Records for this exercise:
----
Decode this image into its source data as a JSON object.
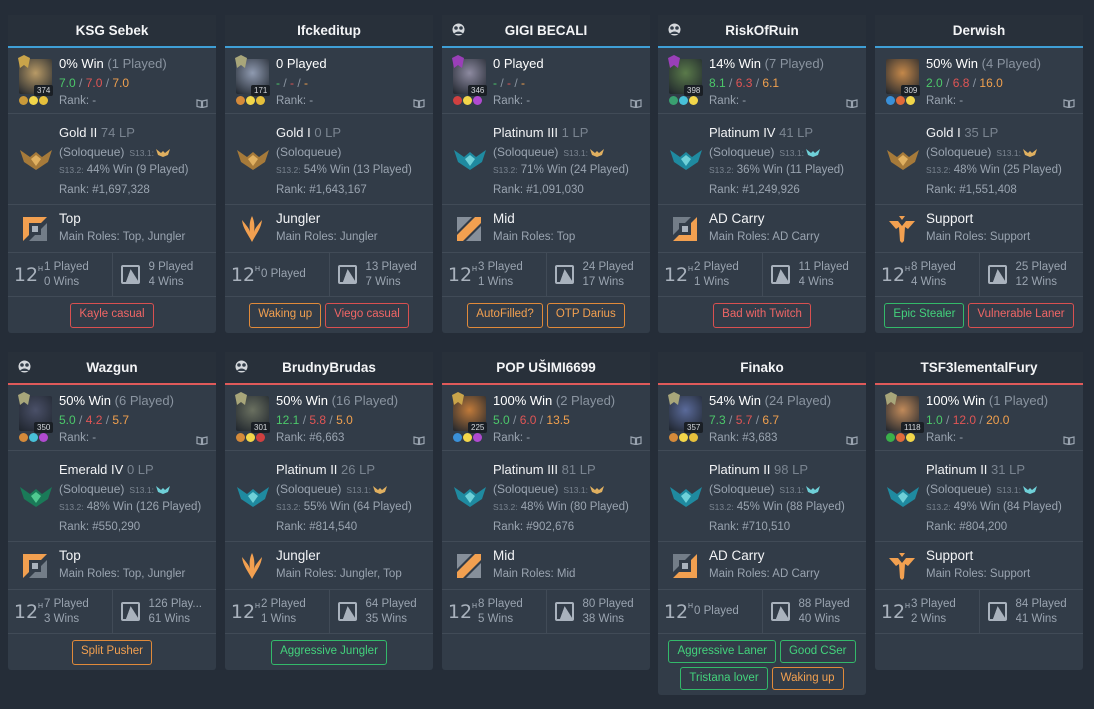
{
  "players": [
    {
      "name": "KSG Sebek",
      "team": "blue",
      "premade": false,
      "level": "374",
      "win": "0% Win",
      "played": "(1 Played)",
      "k": "7.0",
      "d": "7.0",
      "a": "7.0",
      "rank_line": "Rank: -",
      "tier": "Gold II",
      "lp": "74 LP",
      "queue": "(Soloqueue)",
      "prev_label": "S13.1:",
      "prev_tier": "gold",
      "season_label": "S13.2:",
      "season_stats": "44% Win (9 Played)",
      "ladder": "Rank: #1,697,328",
      "emblem": "gold",
      "role": "Top",
      "main_roles": "Main Roles: Top, Jungler",
      "role_icon": "top",
      "recent_played": "1 Played",
      "recent_wins": "0 Wins",
      "champ_played": "9 Played",
      "champ_wins": "4 Wins",
      "tags": [
        {
          "label": "Kayle casual",
          "color": "red"
        }
      ],
      "champ_color": "#b89a66",
      "crest": "#c9a44a",
      "runes": [
        "#c99a3a",
        "#f2d64a",
        "#e6c03c"
      ]
    },
    {
      "name": "Ifckeditup",
      "team": "blue",
      "premade": false,
      "level": "171",
      "win": "0 Played",
      "played": "",
      "k": "-",
      "d": "-",
      "a": "-",
      "rank_line": "Rank: -",
      "tier": "Gold I",
      "lp": "0 LP",
      "queue": "(Soloqueue)",
      "prev_label": "",
      "prev_tier": "",
      "season_label": "S13.2:",
      "season_stats": "54% Win (13 Played)",
      "ladder": "Rank: #1,643,167",
      "emblem": "gold",
      "role": "Jungler",
      "main_roles": "Main Roles: Jungler",
      "role_icon": "jungle",
      "recent_played": "0 Played",
      "recent_wins": "",
      "champ_played": "13 Played",
      "champ_wins": "7 Wins",
      "tags": [
        {
          "label": "Waking up",
          "color": "orange"
        },
        {
          "label": "Viego casual",
          "color": "red"
        }
      ],
      "champ_color": "#8f9ab0",
      "crest": "#a8a67a",
      "runes": [
        "#d48a3a",
        "#f2d64a",
        "#e6c03c"
      ]
    },
    {
      "name": "GIGI BECALI",
      "team": "blue",
      "premade": true,
      "level": "346",
      "win": "0 Played",
      "played": "",
      "k": "-",
      "d": "-",
      "a": "-",
      "rank_line": "Rank: -",
      "tier": "Platinum III",
      "lp": "1 LP",
      "queue": "(Soloqueue)",
      "prev_label": "S13.1:",
      "prev_tier": "gold",
      "season_label": "S13.2:",
      "season_stats": "71% Win (24 Played)",
      "ladder": "Rank: #1,091,030",
      "emblem": "platinum",
      "role": "Mid",
      "main_roles": "Main Roles: Top",
      "role_icon": "mid",
      "recent_played": "3 Played",
      "recent_wins": "1 Wins",
      "champ_played": "24 Played",
      "champ_wins": "17 Wins",
      "tags": [
        {
          "label": "AutoFilled?",
          "color": "orange"
        },
        {
          "label": "OTP Darius",
          "color": "orange"
        }
      ],
      "champ_color": "#8d8aa0",
      "crest": "#9a3fb8",
      "runes": [
        "#d04040",
        "#f2d64a",
        "#b04ad0"
      ]
    },
    {
      "name": "RiskOfRuin",
      "team": "blue",
      "premade": true,
      "level": "398",
      "win": "14% Win",
      "played": "(7 Played)",
      "k": "8.1",
      "d": "6.3",
      "a": "6.1",
      "rank_line": "Rank: -",
      "tier": "Platinum IV",
      "lp": "41 LP",
      "queue": "(Soloqueue)",
      "prev_label": "S13.1:",
      "prev_tier": "platinum",
      "season_label": "S13.2:",
      "season_stats": "36% Win (11 Played)",
      "ladder": "Rank: #1,249,926",
      "emblem": "platinum",
      "role": "AD Carry",
      "main_roles": "Main Roles: AD Carry",
      "role_icon": "bot",
      "recent_played": "2 Played",
      "recent_wins": "1 Wins",
      "champ_played": "11 Played",
      "champ_wins": "4 Wins",
      "tags": [
        {
          "label": "Bad with Twitch",
          "color": "red"
        }
      ],
      "champ_color": "#5a7a4a",
      "crest": "#9a3fb8",
      "runes": [
        "#3aa070",
        "#48c0d8",
        "#f2d64a"
      ]
    },
    {
      "name": "Derwish",
      "team": "blue",
      "premade": false,
      "level": "309",
      "win": "50% Win",
      "played": "(4 Played)",
      "k": "2.0",
      "d": "6.8",
      "a": "16.0",
      "rank_line": "Rank: -",
      "tier": "Gold I",
      "lp": "35 LP",
      "queue": "(Soloqueue)",
      "prev_label": "S13.1:",
      "prev_tier": "gold",
      "season_label": "S13.2:",
      "season_stats": "48% Win (25 Played)",
      "ladder": "Rank: #1,551,408",
      "emblem": "gold",
      "role": "Support",
      "main_roles": "Main Roles: Support",
      "role_icon": "support",
      "recent_played": "8 Played",
      "recent_wins": "4 Wins",
      "champ_played": "25 Played",
      "champ_wins": "12 Wins",
      "tags": [
        {
          "label": "Epic Stealer",
          "color": "green"
        },
        {
          "label": "Vulnerable Laner",
          "color": "red"
        }
      ],
      "champ_color": "#c4884a",
      "crest": "",
      "runes": [
        "#3a90d8",
        "#e06a3a",
        "#f2d64a"
      ]
    },
    {
      "name": "Wazgun",
      "team": "red",
      "premade": true,
      "level": "350",
      "win": "50% Win",
      "played": "(6 Played)",
      "k": "5.0",
      "d": "4.2",
      "a": "5.7",
      "rank_line": "Rank: -",
      "tier": "Emerald IV",
      "lp": "0 LP",
      "queue": "(Soloqueue)",
      "prev_label": "S13.1:",
      "prev_tier": "platinum",
      "season_label": "S13.2:",
      "season_stats": "48% Win (126 Played)",
      "ladder": "Rank: #550,290",
      "emblem": "emerald",
      "role": "Top",
      "main_roles": "Main Roles: Top, Jungler",
      "role_icon": "top",
      "recent_played": "7 Played",
      "recent_wins": "3 Wins",
      "champ_played": "126 Play...",
      "champ_wins": "61 Wins",
      "tags": [
        {
          "label": "Split Pusher",
          "color": "orange"
        }
      ],
      "champ_color": "#4a5068",
      "crest": "#a8a67a",
      "runes": [
        "#d48a3a",
        "#48c0d8",
        "#b04ad0"
      ]
    },
    {
      "name": "BrudnyBrudas",
      "team": "red",
      "premade": true,
      "level": "301",
      "win": "50% Win",
      "played": "(16 Played)",
      "k": "12.1",
      "d": "5.8",
      "a": "5.0",
      "rank_line": "Rank: #6,663",
      "tier": "Platinum II",
      "lp": "26 LP",
      "queue": "(Soloqueue)",
      "prev_label": "S13.1:",
      "prev_tier": "gold",
      "season_label": "S13.2:",
      "season_stats": "55% Win (64 Played)",
      "ladder": "Rank: #814,540",
      "emblem": "platinum",
      "role": "Jungler",
      "main_roles": "Main Roles: Jungler, Top",
      "role_icon": "jungle",
      "recent_played": "2 Played",
      "recent_wins": "1 Wins",
      "champ_played": "64 Played",
      "champ_wins": "35 Wins",
      "tags": [
        {
          "label": "Aggressive Jungler",
          "color": "green"
        }
      ],
      "champ_color": "#6a7060",
      "crest": "#a8a67a",
      "runes": [
        "#d48a3a",
        "#f2d64a",
        "#d04040"
      ]
    },
    {
      "name": "POP UŠIMI6699",
      "team": "red",
      "premade": false,
      "level": "225",
      "win": "100% Win",
      "played": "(2 Played)",
      "k": "5.0",
      "d": "6.0",
      "a": "13.5",
      "rank_line": "Rank: -",
      "tier": "Platinum III",
      "lp": "81 LP",
      "queue": "(Soloqueue)",
      "prev_label": "S13.1:",
      "prev_tier": "gold",
      "season_label": "S13.2:",
      "season_stats": "48% Win (80 Played)",
      "ladder": "Rank: #902,676",
      "emblem": "platinum",
      "role": "Mid",
      "main_roles": "Main Roles: Mid",
      "role_icon": "mid",
      "recent_played": "8 Played",
      "recent_wins": "5 Wins",
      "champ_played": "80 Played",
      "champ_wins": "38 Wins",
      "tags": [],
      "champ_color": "#c07a3a",
      "crest": "#c9a44a",
      "runes": [
        "#3a90d8",
        "#f2d64a",
        "#b04ad0"
      ]
    },
    {
      "name": "Finako",
      "team": "red",
      "premade": false,
      "level": "357",
      "win": "54% Win",
      "played": "(24 Played)",
      "k": "7.3",
      "d": "5.7",
      "a": "6.7",
      "rank_line": "Rank: #3,683",
      "tier": "Platinum II",
      "lp": "98 LP",
      "queue": "(Soloqueue)",
      "prev_label": "S13.1:",
      "prev_tier": "platinum",
      "season_label": "S13.2:",
      "season_stats": "45% Win (88 Played)",
      "ladder": "Rank: #710,510",
      "emblem": "platinum",
      "role": "AD Carry",
      "main_roles": "Main Roles: AD Carry",
      "role_icon": "bot",
      "recent_played": "0 Played",
      "recent_wins": "",
      "champ_played": "88 Played",
      "champ_wins": "40 Wins",
      "tags": [
        {
          "label": "Aggressive Laner",
          "color": "green"
        },
        {
          "label": "Good CSer",
          "color": "green"
        },
        {
          "label": "Tristana lover",
          "color": "green"
        },
        {
          "label": "Waking up",
          "color": "orange"
        }
      ],
      "champ_color": "#5a6a9a",
      "crest": "#a8a67a",
      "runes": [
        "#d48a3a",
        "#f2d64a",
        "#e6c03c"
      ]
    },
    {
      "name": "TSF3lementalFury",
      "team": "red",
      "premade": false,
      "level": "1118",
      "win": "100% Win",
      "played": "(1 Played)",
      "k": "1.0",
      "d": "12.0",
      "a": "20.0",
      "rank_line": "Rank: -",
      "tier": "Platinum II",
      "lp": "31 LP",
      "queue": "(Soloqueue)",
      "prev_label": "S13.1:",
      "prev_tier": "platinum",
      "season_label": "S13.2:",
      "season_stats": "49% Win (84 Played)",
      "ladder": "Rank: #804,200",
      "emblem": "platinum",
      "role": "Support",
      "main_roles": "Main Roles: Support",
      "role_icon": "support",
      "recent_played": "3 Played",
      "recent_wins": "2 Wins",
      "champ_played": "84 Played",
      "champ_wins": "41 Wins",
      "tags": [],
      "champ_color": "#c08a5a",
      "crest": "#a8a67a",
      "runes": [
        "#3ab04a",
        "#e06a3a",
        "#f2d64a"
      ]
    }
  ],
  "colors": {
    "blue_team": "#3f9fd6",
    "red_team": "#e05a5a",
    "kills": "#4cc86a",
    "deaths": "#e05555",
    "assists": "#f0a04e",
    "tag_green": "#43d27c",
    "tag_orange": "#f2a050",
    "tag_red": "#f06666"
  },
  "icons": {
    "premade": "group-icon",
    "book": "build-book-icon",
    "recent": "recent-12h-icon",
    "champion_stats": "champion-stats-icon"
  }
}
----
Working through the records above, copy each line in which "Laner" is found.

          "label": "Vulnerable Laner",
          "label": "Aggressive Laner",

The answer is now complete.